Thilagam (Sobha) is a young girl from the village who comes to work as a servant in Venkatachalam's house. Her innocence draws Venkatachalam towards her and they get intimate. She becomes pregnant but Venkatachalam refuses her. Thilagam is driven out of Venkatachalam's house and gets support from Sanjeevi and Kasi (Hanumanthu), a person who is hard of hearing,also worked at Venkatachalam's house and has affection towards Thilagam. Sanjeevi provides Thilagam with lodging and requests Kasi to stay with her and look after her. Thilagam delivers a child.

Months later, after Sanjeevi and Kasi appealed to his conscience, Venkatachalam repents and is ready to accept Thilagam, but she decides to live her life with Kasi, who took care of her during her pregnancy. Indumathi, meanwhile, throws away her 'stubborn' mask and asks Sanjeevi to accept her. Sanjeevi accepts her love.



Sarath Babu was given a role in the film, after Balachander saw him at a function. His first shot was at Hyderabad.[4] Balachandar cast Malayalam actress Shoba in a pivotal role in the film but the delayed release of the film meant that Karaikkudi Narayanan’s Achaani (1978) marked Shobha's debut as a lead actress in Tamil. Balachander gave T. S. B. K. Moulee, who had directed films under Balachander's banner, the role of a "women-obsessed local tattler".[5] Balachander, who used to watch Moulee's plays, liked his style of writing Mouli and wanted him to write a comedy track for the film.

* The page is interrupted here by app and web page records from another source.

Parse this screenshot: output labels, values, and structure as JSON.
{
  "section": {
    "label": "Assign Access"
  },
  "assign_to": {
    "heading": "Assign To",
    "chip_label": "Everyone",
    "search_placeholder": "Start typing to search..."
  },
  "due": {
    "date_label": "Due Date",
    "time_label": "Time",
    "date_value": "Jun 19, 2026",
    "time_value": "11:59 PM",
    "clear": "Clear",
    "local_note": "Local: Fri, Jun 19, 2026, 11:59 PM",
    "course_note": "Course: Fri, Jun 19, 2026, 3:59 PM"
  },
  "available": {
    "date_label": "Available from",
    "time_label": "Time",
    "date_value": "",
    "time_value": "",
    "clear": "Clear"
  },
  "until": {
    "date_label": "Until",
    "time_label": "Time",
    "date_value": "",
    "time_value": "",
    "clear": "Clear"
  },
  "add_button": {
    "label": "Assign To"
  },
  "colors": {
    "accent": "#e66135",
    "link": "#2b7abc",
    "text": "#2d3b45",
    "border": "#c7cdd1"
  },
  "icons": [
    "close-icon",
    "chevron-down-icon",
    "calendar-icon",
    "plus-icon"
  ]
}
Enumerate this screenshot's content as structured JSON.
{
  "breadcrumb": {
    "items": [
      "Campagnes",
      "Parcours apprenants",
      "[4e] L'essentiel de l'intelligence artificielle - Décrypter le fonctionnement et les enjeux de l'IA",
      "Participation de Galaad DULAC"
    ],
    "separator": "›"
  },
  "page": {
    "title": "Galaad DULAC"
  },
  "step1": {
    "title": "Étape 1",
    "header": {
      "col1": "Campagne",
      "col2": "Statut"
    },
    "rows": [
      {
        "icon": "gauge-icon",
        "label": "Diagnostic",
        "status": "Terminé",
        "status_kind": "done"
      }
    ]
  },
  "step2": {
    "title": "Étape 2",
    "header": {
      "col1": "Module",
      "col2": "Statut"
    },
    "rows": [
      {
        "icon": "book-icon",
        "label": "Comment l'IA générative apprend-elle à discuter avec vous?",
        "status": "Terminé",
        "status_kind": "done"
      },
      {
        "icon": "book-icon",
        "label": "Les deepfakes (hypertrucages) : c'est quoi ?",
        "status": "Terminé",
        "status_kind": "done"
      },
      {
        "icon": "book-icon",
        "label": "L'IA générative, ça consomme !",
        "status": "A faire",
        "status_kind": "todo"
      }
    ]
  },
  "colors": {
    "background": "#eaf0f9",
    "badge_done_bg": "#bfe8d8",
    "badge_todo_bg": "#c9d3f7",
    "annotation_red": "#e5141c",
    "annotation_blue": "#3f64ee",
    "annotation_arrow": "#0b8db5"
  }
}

Mouli said that he was given the liberty by Balachander to insert comedy sequences wherever he wanted and that he wrote 16 scenes for the film.[6]

Balachander stated that he had an egoistic girl (Sumitra) fall for the macho antics of the hero (Kamal Hassan) "to lend credence and strength to the plot. Also, she provided a perfect contrast to the innocent victim Shobha, the other character".[7]


All lyrics written by Kannadasan.

1."Kamban Emandhaan"KannadasanS. P. Balasubrahmanyam4:25
2."Ilakanam Maarudho"KannadasanS. P. Balasubrahmanyam, Vani Jayaram4:27


Actor Maadhu Balaji said, "I must have watched Nizhal Nijamagiradhu 40 to 50 times".[8] In 2008, actor and TV host Bosskey named Nizhal Nijamagiradhu among his three most favourite films.[9] In 2005, Kamal Haasan stated that Nizhal Nijamagirathu was far superior to Maro Charitra,[10] another Balachander film he was also part of, which was highly acclaimed and very successful.


  1. ^ "From theatre to the big screen". The New Indian Express. 26 March 2009. Retrieved 26 February 2018.
  2. ^ Nizhal Nijamagiradhu (motion picture). Kalakendra Movies. 1978. From 0:41 to 0:46.
  3. ^ Bhattacharjya, Joy (10 October 2014). "Rajinikanth special". Business Line. Retrieved 5 April 2018.
  4. ^ "I am a director's actor, says Sarath Babu". The Hindu. 5 October 2006. Retrieved 26 February 2018.
  5. ^ "Reflections of a matinee maverick". The New Indian Express. 18 July 2010. Retrieved 26 February 2018.
  6. ^ Saravanan, T. (12 June 2014). "Mouli and the moolah". The Hindu. Retrieved 26 February 2018.
  7. ^ Ilangovan, R. (2 October 2013). "The KB school". Frontline. Retrieved 26 February 2018.
  8. ^ Balaji, Maadhu (25 July 2008). "Why I like... Dasavathaaram". The Hindu. Retrieved 26 February 2018.
  9. ^ Bosskey (27 June 2008). "Why I like... Johnny". The Hindu. Retrieved 5 April 2018.
  10. ^ Shivkumar, S. (25 August 2005). "Set to score a perfect ten". The Hindu. Retrieved 26 February 2018.

External links[edit]